DESCRIPTION OF THE TASK
When a line in the listing below contains the word "pantalla", return a copy of that line.

EXTRACTED MATERIAL
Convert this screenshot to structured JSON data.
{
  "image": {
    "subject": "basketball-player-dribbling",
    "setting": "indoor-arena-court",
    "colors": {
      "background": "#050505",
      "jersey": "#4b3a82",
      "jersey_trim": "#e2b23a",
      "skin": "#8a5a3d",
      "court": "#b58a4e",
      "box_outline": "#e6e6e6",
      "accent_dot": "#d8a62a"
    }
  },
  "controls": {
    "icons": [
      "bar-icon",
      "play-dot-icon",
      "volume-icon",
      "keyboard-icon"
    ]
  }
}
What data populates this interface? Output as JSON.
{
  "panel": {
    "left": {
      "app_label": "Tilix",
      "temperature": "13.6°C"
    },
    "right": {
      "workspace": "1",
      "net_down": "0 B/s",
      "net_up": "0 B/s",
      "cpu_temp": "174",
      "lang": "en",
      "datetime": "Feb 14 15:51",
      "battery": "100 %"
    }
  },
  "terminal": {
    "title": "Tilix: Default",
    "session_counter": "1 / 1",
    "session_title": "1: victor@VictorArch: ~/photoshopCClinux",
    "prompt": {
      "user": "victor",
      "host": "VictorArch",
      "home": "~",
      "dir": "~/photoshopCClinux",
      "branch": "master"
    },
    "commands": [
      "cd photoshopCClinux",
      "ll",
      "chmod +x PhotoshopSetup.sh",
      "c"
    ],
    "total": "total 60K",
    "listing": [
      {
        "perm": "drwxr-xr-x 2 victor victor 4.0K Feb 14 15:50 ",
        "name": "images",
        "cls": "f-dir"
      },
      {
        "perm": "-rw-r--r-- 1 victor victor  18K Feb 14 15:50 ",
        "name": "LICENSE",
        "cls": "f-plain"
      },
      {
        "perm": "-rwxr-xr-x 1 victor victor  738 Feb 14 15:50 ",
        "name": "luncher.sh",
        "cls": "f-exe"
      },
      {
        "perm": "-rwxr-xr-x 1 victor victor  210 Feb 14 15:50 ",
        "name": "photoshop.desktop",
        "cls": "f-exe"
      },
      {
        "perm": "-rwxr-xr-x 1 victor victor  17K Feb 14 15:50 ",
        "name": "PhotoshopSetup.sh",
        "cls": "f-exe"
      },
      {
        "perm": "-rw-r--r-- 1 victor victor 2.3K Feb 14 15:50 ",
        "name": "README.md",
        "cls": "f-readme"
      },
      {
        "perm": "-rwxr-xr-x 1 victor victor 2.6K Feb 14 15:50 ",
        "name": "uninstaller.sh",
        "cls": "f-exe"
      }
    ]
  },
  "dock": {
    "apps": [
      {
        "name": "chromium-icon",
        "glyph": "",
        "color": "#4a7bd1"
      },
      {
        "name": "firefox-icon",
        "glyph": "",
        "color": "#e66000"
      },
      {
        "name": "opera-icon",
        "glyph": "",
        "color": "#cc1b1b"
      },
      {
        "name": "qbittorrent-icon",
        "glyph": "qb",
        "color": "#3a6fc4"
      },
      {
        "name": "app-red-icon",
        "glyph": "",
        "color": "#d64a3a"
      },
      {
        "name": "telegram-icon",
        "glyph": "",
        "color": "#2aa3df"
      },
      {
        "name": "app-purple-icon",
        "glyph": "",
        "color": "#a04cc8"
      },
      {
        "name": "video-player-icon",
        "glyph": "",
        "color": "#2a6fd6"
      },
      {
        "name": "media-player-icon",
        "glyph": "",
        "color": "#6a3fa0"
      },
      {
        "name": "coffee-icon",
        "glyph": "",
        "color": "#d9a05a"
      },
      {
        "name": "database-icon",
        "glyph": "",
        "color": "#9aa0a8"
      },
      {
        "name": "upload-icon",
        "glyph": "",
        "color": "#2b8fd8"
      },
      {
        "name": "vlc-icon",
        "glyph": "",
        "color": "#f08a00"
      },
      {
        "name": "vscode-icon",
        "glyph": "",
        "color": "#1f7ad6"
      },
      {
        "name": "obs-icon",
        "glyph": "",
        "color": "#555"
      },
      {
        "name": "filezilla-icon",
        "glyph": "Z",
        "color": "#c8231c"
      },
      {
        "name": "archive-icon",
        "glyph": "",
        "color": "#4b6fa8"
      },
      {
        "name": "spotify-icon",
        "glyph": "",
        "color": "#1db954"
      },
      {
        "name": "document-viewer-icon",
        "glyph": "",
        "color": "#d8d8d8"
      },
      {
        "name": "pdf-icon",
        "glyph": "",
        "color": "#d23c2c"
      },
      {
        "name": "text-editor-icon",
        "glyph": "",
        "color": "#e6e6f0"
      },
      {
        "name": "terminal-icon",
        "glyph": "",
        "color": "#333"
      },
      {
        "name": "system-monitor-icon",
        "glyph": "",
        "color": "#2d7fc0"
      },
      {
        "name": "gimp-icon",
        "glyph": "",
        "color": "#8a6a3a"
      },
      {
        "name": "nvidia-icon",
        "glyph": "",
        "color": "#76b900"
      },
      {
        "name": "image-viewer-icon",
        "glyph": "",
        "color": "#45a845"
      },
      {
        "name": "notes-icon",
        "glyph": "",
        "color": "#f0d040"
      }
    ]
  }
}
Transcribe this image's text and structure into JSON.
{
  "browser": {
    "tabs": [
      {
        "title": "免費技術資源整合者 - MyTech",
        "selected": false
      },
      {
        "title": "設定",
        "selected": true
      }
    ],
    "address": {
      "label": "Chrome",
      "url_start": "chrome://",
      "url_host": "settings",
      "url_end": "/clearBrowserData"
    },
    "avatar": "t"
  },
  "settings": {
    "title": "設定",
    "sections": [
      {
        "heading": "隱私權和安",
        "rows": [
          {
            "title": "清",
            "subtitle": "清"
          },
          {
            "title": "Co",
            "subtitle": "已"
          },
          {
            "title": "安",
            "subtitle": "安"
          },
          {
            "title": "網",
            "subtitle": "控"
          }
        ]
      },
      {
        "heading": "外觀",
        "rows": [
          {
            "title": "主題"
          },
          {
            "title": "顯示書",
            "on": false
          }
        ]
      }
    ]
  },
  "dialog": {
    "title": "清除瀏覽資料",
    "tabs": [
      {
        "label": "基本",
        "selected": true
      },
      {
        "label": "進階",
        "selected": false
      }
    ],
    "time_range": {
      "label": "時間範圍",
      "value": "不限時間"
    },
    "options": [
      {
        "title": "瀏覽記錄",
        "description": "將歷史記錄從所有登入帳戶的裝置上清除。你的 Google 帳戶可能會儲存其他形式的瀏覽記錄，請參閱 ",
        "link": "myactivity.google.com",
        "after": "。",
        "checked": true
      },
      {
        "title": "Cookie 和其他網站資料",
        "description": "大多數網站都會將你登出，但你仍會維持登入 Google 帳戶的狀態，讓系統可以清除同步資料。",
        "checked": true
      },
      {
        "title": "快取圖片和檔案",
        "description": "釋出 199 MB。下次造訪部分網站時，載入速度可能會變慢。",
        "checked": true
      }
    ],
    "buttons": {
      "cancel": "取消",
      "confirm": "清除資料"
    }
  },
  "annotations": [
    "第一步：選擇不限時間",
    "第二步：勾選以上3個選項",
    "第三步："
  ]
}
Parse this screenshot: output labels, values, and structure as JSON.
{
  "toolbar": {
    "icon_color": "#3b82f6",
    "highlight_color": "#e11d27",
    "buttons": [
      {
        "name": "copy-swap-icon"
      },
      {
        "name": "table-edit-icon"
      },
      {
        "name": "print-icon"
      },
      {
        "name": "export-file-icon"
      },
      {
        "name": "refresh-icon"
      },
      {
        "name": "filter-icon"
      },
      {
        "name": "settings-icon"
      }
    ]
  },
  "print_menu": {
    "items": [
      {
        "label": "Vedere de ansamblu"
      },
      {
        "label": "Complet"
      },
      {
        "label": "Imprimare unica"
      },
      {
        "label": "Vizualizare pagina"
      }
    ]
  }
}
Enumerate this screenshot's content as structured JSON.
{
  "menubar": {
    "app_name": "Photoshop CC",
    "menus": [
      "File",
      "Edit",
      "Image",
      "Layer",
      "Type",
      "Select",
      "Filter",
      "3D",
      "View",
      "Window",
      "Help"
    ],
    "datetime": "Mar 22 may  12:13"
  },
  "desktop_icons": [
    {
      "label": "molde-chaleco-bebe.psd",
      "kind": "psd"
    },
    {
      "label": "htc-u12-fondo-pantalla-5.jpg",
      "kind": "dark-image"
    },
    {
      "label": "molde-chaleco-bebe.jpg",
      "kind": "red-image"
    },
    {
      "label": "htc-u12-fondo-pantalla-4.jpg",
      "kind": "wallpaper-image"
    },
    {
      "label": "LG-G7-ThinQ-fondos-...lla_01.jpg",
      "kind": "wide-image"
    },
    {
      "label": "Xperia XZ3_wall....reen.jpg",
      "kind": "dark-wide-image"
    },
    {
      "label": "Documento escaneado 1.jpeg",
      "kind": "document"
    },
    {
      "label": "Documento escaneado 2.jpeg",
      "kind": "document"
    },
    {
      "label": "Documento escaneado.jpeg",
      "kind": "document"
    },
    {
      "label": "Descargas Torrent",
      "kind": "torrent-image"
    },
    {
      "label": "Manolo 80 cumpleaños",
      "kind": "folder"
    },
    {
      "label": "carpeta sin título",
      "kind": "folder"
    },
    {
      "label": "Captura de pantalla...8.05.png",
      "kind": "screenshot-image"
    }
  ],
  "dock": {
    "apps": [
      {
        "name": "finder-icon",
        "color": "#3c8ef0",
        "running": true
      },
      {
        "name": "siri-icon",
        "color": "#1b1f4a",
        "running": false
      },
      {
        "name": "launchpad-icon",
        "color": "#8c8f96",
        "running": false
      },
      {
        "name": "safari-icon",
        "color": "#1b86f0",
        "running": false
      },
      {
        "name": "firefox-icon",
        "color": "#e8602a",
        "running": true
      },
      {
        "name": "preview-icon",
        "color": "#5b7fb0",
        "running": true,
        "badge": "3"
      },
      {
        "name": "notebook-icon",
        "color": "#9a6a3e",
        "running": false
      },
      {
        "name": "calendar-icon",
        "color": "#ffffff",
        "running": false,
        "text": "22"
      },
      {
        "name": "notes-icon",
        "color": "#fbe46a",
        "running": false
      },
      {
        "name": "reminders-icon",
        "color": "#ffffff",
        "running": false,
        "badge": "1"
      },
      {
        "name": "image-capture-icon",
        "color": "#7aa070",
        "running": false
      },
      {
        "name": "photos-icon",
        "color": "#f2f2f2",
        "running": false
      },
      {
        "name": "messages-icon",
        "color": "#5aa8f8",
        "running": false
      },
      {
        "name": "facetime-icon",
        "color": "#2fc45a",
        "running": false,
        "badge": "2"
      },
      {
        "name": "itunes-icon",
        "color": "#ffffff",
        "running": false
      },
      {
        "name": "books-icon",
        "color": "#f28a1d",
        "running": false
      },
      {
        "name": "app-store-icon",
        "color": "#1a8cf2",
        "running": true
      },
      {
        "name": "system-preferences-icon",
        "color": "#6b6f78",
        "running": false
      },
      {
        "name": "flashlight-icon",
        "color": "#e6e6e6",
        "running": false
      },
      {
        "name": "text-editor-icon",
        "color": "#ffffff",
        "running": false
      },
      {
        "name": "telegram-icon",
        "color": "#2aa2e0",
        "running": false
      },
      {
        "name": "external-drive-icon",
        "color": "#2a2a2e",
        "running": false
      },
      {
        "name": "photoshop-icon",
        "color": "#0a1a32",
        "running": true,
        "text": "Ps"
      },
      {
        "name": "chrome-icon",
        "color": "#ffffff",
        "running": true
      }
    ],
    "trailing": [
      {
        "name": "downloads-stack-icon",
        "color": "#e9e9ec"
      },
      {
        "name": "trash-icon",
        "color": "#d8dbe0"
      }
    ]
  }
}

COMPLETED EXERCISE
      "label": "htc-u12-fondo-pantalla-5.jpg",
      "label": "htc-u12-fondo-pantalla-4.jpg",
      "label": "Captura de pantalla...8.05.png",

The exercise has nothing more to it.